Singletons should not try to ignore Valentine’s Day, but try to claim back what was once OUR DAY. Anyone born after about 1980 probably doesn’t know that Valentine’s Day was specifically devised so that singletons could hook up. It was the custom on14 February each year for anyone without a partner to shyly, and often secretly, declare their love for another, through the gift of a card. This was in the hope that the recipient would identify the sender and make known their love in return. And if that didn’t work, another old custom intended to encourage the unwed into matrimony came along every four years: in a Leap Year, on 29 February a woman can propose to a man.
But as Dolly Alderton @dollyalderton writes in her Sunday Times Style column, Valentine’s Day is “.….now a day that is solely associated with the coupled-up; a day that is often used to make anyone who finds themselves on their own feel isolated or as if they have failed.” The old Valentine’s Day tradition has changed in my lifetime. I can remember in my single teens, twenties and thirties both the anxiety of giving a card to someone, and the anticipation of perhaps receiving one myself. We single girls made light of the occasion, joking that we would need to pin a sack under the letterbox to hold the mountain of cards we expected. Or how embarrassed we would be to get a card from an anonymous suitor! Of course, everyone hoped to receive at least one card. And, if you were in a relationship, it had already become customary for partners to give each other a Valentine’s card to reinforce their commitment to each other. In those days a card sufficed.
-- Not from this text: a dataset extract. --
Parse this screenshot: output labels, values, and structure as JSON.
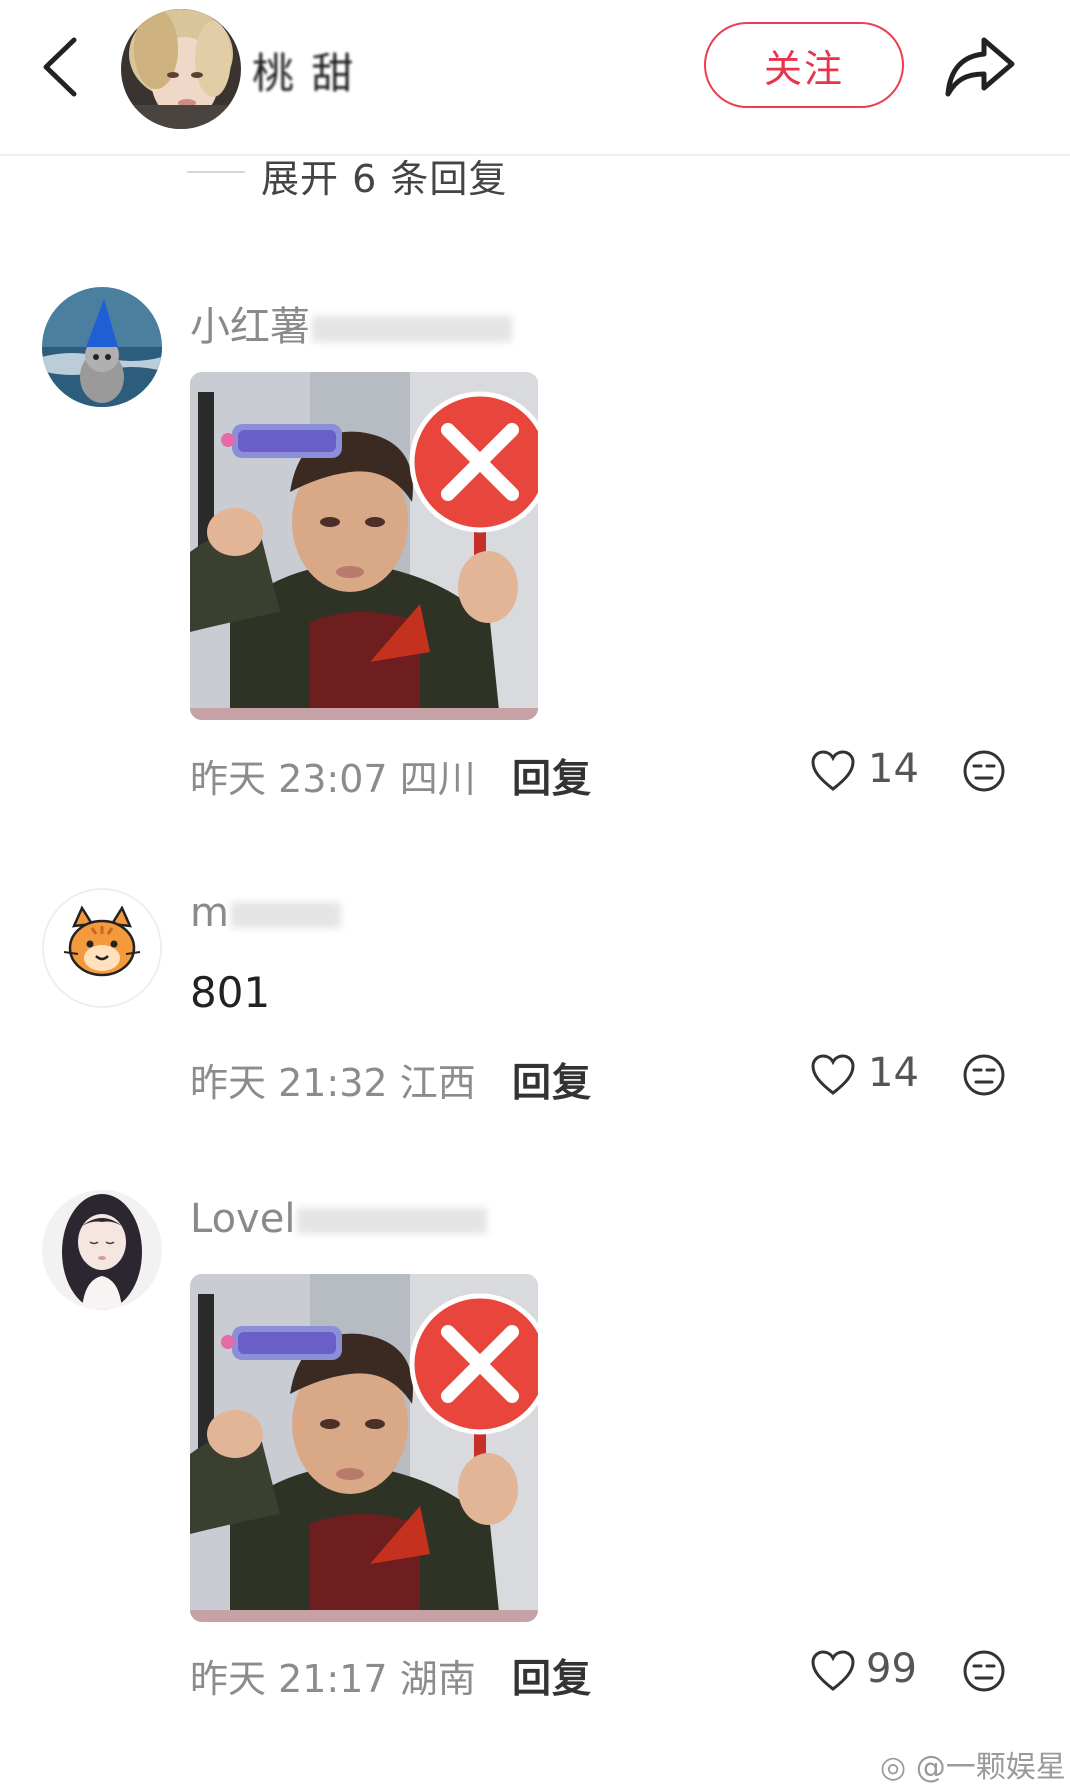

Nowadays, for anyone without a partner, Valentine’s Day can feel like the worst day of the year. But what about the pressure on every individual and couple in a relationship? Whether they’ve been together two weeks, two years, or more than two decades, they must conform to the stereotypical Valentine’s Day rules of behaviour. In this over-commercialised fake festival of the ‘romantic’, love is not just “all-around”, but right in your face for weeks: cards bearing symbolic red hearts, cupids and butterflies. Plus limited-edition gifts of chocolates in heart-shaped boxes; cellophane-wrapped bottles of bubbly all costing two quid more because they’re ‘Valentine-branded.’ I reckon many couples would gladly get rid of this tawdry sales-fest and hand the day back to the singletons for whom it was created!!
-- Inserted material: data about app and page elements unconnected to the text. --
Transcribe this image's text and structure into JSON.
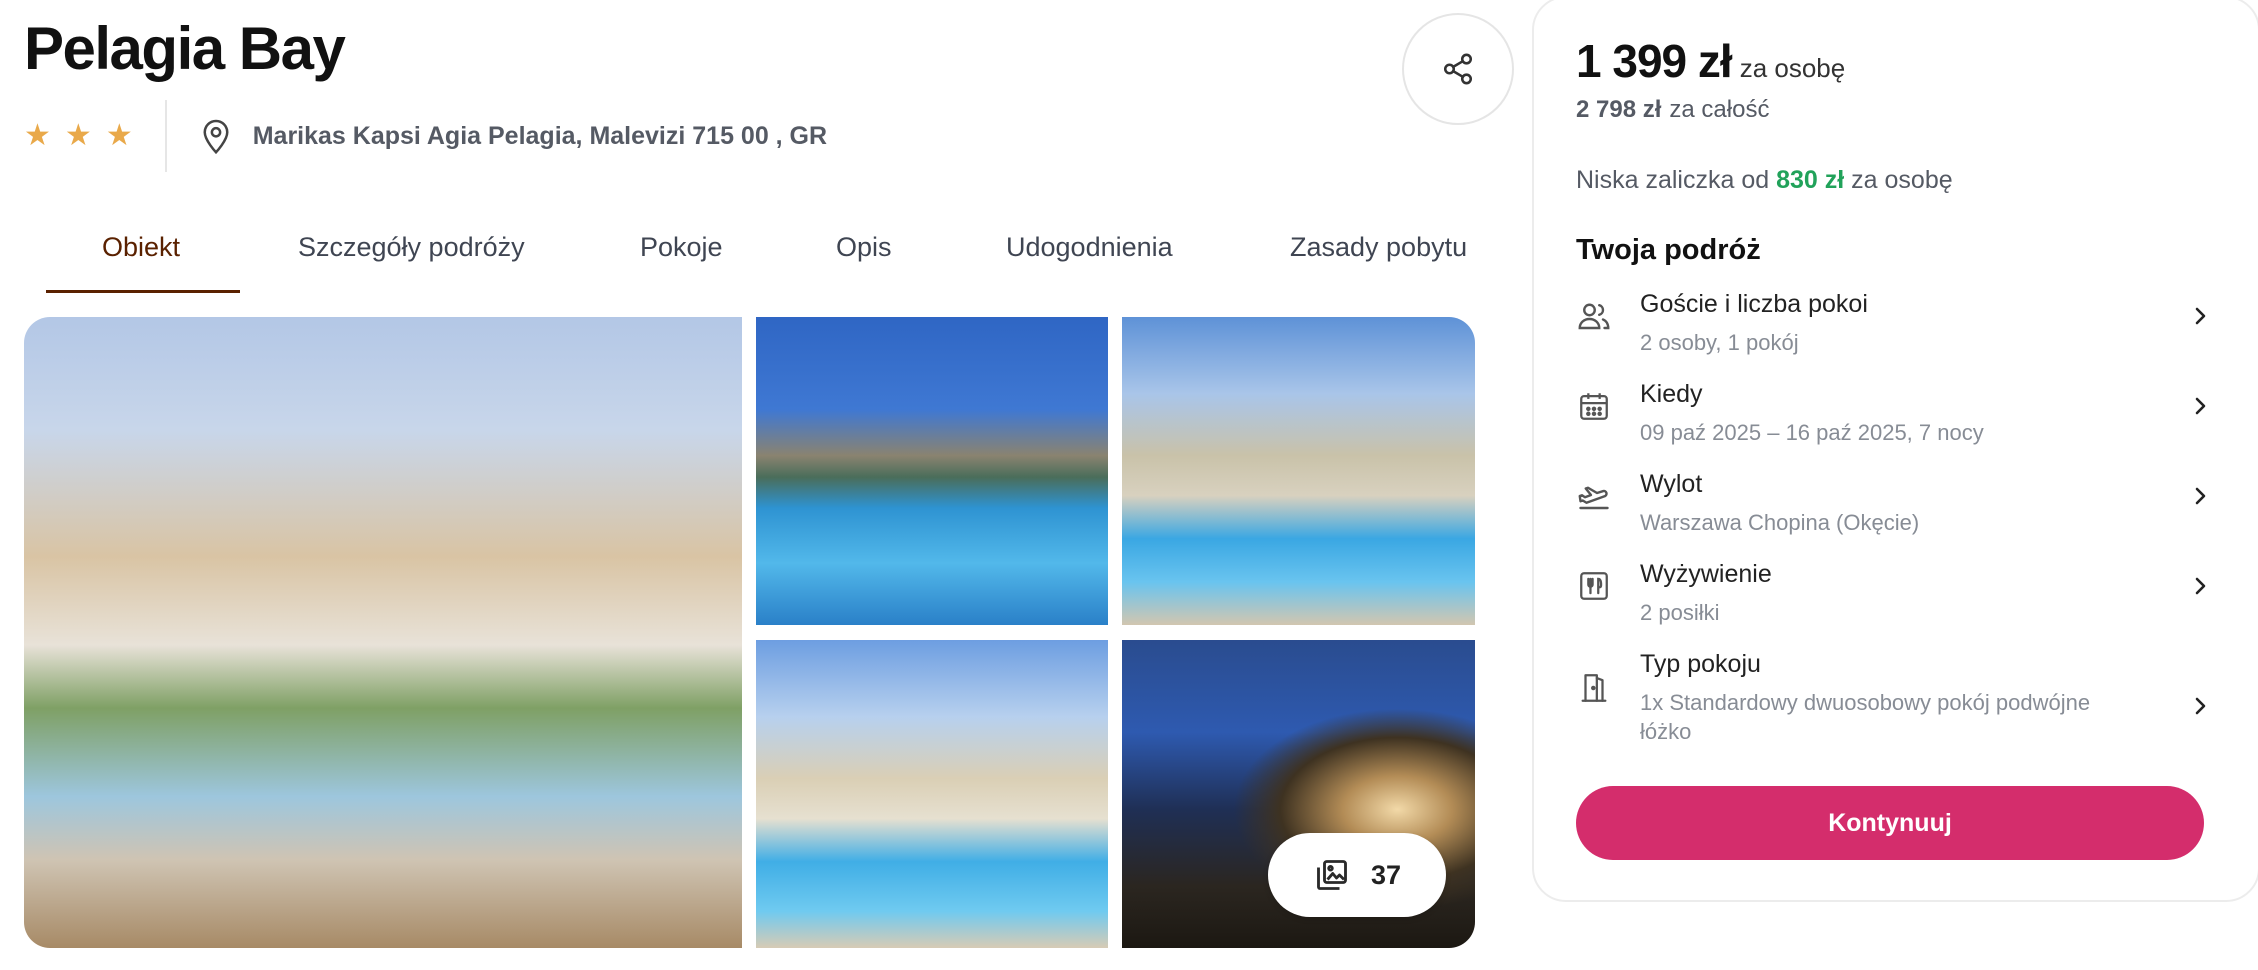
{
  "hotel": {
    "name": "Pelagia Bay",
    "stars": 3,
    "address": "Marikas Kapsi Agia Pelagia, Malevizi 715 00 , GR"
  },
  "tabs": [
    {
      "label": "Obiekt",
      "active": true
    },
    {
      "label": "Szczegóły podróży",
      "active": false
    },
    {
      "label": "Pokoje",
      "active": false
    },
    {
      "label": "Opis",
      "active": false
    },
    {
      "label": "Udogodnienia",
      "active": false
    },
    {
      "label": "Zasady pobytu",
      "active": false
    }
  ],
  "gallery": {
    "photo_count": "37"
  },
  "pricing": {
    "per_person_amount": "1 399 zł",
    "per_person_label": "za osobę",
    "total_amount": "2 798 zł",
    "total_label": "za całość",
    "deposit_prefix": "Niska zaliczka od",
    "deposit_amount": "830 zł",
    "deposit_suffix": "za osobę"
  },
  "trip": {
    "title": "Twoja podróż",
    "items": [
      {
        "icon": "guests-icon",
        "label": "Goście i liczba pokoi",
        "value": "2 osoby, 1 pokój"
      },
      {
        "icon": "calendar-icon",
        "label": "Kiedy",
        "value": "09 paź 2025 – 16 paź 2025, 7 nocy"
      },
      {
        "icon": "plane-departure-icon",
        "label": "Wylot",
        "value": "Warszawa Chopina (Okęcie)"
      },
      {
        "icon": "restaurant-icon",
        "label": "Wyżywienie",
        "value": "2 posiłki"
      },
      {
        "icon": "room-door-icon",
        "label": "Typ pokoju",
        "value": "1x Standardowy dwuosobowy pokój podwójne łóżko"
      }
    ]
  },
  "cta": {
    "continue_label": "Kontynuuj"
  },
  "colors": {
    "accent_brown": "#5a2100",
    "star": "#e9a94a",
    "deposit_green": "#21a25a",
    "cta_pink": "#d42d6c"
  }
}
But if singletons reclaimed the day, would we want to revert back to the old custom? Wouldn’t we rather celebrate our single status, our successful solo lives and lifestyles, in which we are managing to live very well on our own, at least for now? In the last few years, the idea of a Singles Awareness/Appreciation Day or National Singles Day in the US, has gained support to be celebrated annually on 15 February. It encourage single get-togethers to share the common theme of recognising love, and a love for life in all its forms: one that isn’t dependent on a partner-relationship status. Gifts for other single friends/family or for oneself are also encouraged.
However, for all of us single ladies, the Valentine’s Day alternative we should be organising or grabbing an invitation to is the Galantine’s Day celebration. And as the prefix ‘gal’ implies, the sisters have started doing it for themselves all over again! Unbelievably, Galantine’s Day is a fictional, fake celebration, created by a male writer for the US sitcom Parks and Recreation. In an episode written by Michael Schur, co-creator of the award winning sitcom, the lead character Leslie (played by Amy Poehler) holds her annual ‘Galantine’s Day’ girlfriend brunch on 13 February, for ‘ladies to celebrate ladies’ and exchange gifts. The episode was aired on US TV in February 2010 and the fake celebration has taken off year on year, and become a reality – even crossing the pond to be celebrated in the UK.
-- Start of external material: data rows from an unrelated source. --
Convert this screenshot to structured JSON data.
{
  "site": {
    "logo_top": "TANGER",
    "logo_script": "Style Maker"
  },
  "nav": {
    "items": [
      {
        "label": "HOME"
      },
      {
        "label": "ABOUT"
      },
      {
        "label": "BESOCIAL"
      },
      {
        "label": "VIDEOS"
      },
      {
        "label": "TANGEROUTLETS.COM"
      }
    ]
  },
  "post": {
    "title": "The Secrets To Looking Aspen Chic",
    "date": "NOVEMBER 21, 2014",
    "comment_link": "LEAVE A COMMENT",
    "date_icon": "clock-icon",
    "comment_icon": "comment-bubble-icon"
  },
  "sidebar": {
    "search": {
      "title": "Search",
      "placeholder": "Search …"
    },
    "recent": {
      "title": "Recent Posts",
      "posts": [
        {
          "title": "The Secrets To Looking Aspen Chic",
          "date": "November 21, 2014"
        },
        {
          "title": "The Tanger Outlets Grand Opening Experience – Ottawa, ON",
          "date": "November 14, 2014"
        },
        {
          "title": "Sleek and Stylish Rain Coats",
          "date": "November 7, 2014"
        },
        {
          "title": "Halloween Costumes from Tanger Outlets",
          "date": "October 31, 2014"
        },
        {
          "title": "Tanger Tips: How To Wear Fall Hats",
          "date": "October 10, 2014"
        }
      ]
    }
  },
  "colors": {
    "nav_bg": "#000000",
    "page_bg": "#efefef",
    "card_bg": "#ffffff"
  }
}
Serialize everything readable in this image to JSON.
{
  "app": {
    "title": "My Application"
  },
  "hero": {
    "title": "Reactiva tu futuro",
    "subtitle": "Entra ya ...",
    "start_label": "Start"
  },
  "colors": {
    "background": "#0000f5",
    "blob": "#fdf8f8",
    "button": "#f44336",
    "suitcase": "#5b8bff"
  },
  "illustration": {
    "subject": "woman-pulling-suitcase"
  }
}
Interestingly, the original Galantine’s celebration in the TV show was for Leslie’s female friends, apparently all in relationships, as she explained they could “leave their husbands and boyfriends at home.” And the date of her event was the 13th of February, because presumably they would be celebrating as usual on the 14th with their husbands and boyfriends.
Somehow the referential but crazily offbeat title has been adopted, but the concept has been transformed over the last nine years into a celebration by and for single women. Maybe this is just in the UK, but whatever, it seems more in tune with the zeitgeist or current trends: the increasing power of women, the toppling of totems, recognition of equality and diversity in relationships…..or even (whisper who dares) relationship status? Guidelines for celebrations are that they should include gifts and food, but otherwise can be just about anything you fancy, according to you and your friends’ tastes: eating out or in; an activity; volunteering; a task or a trip at home or abroad. Basically, a Galantine’s Day celebration is another reason for a girls’ night/day/ weekend at home or away. What’s not to like??!!
And the date? All I know is that my internet search on Galantine’s Day told me that celebrations can be organised on any day preferably on or close to Valentine’s Day – well natch! The one I’m going to is hosted by my divorced friend Trudy, who will be excellent at bringing together a group of women, some of whom don’t know each other but have their single status in common. It is on the 14th, as a statement antidote to all the Valentine’s malarkey and hype. I suspect that I will enjoy being in the company of a lot of interesting single women, on an evening that I hope will become a diary ‘must do’. Let’s check in on this next year!